▶ Exercise details:
Determine how many lines in the material hold the string "data", then reply with that number only.

▶ Provided records:
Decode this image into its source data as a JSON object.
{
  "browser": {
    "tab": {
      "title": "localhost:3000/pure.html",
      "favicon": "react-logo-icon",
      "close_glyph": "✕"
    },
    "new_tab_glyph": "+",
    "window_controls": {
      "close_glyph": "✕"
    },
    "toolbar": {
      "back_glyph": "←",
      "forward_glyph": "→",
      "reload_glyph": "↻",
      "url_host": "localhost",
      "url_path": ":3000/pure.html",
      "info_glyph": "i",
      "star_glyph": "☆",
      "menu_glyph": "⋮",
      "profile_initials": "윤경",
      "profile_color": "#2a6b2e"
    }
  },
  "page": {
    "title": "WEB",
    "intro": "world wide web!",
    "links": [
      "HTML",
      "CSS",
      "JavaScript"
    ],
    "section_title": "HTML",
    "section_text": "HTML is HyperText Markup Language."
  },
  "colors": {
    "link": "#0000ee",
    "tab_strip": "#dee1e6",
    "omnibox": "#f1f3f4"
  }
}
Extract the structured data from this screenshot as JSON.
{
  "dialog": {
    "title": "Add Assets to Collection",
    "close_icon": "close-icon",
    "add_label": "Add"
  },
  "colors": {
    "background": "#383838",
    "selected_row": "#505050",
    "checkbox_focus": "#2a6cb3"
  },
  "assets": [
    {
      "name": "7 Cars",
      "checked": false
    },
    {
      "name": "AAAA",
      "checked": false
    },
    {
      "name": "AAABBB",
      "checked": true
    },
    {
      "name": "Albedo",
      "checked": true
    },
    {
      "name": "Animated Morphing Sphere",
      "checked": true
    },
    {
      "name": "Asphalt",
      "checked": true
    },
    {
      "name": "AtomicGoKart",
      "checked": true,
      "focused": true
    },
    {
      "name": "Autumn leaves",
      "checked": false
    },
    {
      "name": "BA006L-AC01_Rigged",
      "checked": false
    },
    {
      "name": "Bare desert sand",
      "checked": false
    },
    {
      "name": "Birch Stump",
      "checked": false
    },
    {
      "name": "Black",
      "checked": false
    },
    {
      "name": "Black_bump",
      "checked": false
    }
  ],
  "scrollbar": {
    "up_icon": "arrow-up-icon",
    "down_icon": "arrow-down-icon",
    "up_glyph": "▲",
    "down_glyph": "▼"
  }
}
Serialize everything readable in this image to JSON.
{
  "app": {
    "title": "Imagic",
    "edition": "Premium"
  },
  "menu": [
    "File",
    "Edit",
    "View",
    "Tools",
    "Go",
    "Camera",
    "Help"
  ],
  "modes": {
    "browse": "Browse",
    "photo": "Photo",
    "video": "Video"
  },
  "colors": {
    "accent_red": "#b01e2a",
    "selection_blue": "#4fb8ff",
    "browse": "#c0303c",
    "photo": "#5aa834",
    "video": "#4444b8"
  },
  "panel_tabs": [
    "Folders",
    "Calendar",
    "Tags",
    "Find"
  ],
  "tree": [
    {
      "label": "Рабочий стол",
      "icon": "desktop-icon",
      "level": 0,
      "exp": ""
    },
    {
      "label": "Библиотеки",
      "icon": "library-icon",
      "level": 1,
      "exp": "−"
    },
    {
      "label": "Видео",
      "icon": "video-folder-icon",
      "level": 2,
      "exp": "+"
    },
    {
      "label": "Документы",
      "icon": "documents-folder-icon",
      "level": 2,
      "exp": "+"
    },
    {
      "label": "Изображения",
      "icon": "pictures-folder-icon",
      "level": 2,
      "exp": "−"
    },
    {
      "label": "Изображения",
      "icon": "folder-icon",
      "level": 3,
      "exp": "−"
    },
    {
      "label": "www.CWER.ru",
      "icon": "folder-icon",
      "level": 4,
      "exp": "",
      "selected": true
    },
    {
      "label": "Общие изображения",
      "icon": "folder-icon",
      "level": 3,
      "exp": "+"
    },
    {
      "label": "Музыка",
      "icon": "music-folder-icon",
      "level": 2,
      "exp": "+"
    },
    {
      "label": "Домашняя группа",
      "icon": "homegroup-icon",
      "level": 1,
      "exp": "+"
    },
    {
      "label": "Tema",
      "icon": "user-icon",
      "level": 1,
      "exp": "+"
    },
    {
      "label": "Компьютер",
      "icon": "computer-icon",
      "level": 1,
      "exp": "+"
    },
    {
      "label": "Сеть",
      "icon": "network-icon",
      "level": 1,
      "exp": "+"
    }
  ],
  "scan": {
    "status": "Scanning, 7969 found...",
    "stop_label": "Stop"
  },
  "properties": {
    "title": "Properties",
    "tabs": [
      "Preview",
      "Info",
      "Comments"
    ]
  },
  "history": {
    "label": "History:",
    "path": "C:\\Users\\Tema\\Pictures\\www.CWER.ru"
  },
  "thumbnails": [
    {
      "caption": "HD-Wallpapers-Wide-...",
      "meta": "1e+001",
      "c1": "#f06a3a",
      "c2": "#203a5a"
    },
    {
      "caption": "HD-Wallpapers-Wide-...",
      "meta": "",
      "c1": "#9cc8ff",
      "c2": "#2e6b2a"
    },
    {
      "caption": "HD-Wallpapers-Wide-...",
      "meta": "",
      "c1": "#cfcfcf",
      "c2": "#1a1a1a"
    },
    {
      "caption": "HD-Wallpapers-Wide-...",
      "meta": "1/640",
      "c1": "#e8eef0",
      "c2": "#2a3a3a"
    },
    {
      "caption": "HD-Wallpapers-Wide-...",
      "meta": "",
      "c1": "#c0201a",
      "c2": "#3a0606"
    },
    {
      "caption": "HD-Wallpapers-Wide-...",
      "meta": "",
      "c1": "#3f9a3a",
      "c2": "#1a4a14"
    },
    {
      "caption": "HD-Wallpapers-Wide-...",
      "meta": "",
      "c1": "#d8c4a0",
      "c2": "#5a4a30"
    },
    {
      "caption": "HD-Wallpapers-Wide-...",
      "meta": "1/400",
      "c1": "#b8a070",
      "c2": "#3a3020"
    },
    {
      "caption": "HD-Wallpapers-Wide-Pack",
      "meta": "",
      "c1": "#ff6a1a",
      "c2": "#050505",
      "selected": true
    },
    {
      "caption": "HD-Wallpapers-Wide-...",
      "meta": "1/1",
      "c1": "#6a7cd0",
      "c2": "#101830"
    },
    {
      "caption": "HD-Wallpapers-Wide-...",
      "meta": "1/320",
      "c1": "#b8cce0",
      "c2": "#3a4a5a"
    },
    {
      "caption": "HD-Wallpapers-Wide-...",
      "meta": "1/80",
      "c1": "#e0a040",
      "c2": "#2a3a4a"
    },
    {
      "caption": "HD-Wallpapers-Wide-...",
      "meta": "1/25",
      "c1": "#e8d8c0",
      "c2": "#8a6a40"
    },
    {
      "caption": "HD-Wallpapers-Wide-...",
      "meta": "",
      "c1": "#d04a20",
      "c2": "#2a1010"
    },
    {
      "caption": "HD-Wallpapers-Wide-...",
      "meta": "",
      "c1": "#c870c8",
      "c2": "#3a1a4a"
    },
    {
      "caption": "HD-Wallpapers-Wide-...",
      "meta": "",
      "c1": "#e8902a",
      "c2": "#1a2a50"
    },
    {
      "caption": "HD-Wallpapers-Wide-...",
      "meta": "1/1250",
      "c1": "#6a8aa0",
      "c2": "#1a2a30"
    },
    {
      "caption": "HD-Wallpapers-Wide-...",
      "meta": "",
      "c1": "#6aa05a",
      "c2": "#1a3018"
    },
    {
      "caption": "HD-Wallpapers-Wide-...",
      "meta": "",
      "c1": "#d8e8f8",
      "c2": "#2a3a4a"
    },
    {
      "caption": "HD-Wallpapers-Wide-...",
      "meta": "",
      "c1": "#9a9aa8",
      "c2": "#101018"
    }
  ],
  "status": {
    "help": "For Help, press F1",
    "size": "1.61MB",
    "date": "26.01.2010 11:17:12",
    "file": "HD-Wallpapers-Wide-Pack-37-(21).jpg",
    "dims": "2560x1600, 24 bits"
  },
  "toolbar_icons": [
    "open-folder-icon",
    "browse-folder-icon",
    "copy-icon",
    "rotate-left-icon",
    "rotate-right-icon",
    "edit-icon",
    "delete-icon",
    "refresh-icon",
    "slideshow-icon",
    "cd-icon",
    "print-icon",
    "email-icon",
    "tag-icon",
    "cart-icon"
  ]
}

▶ Answer:
2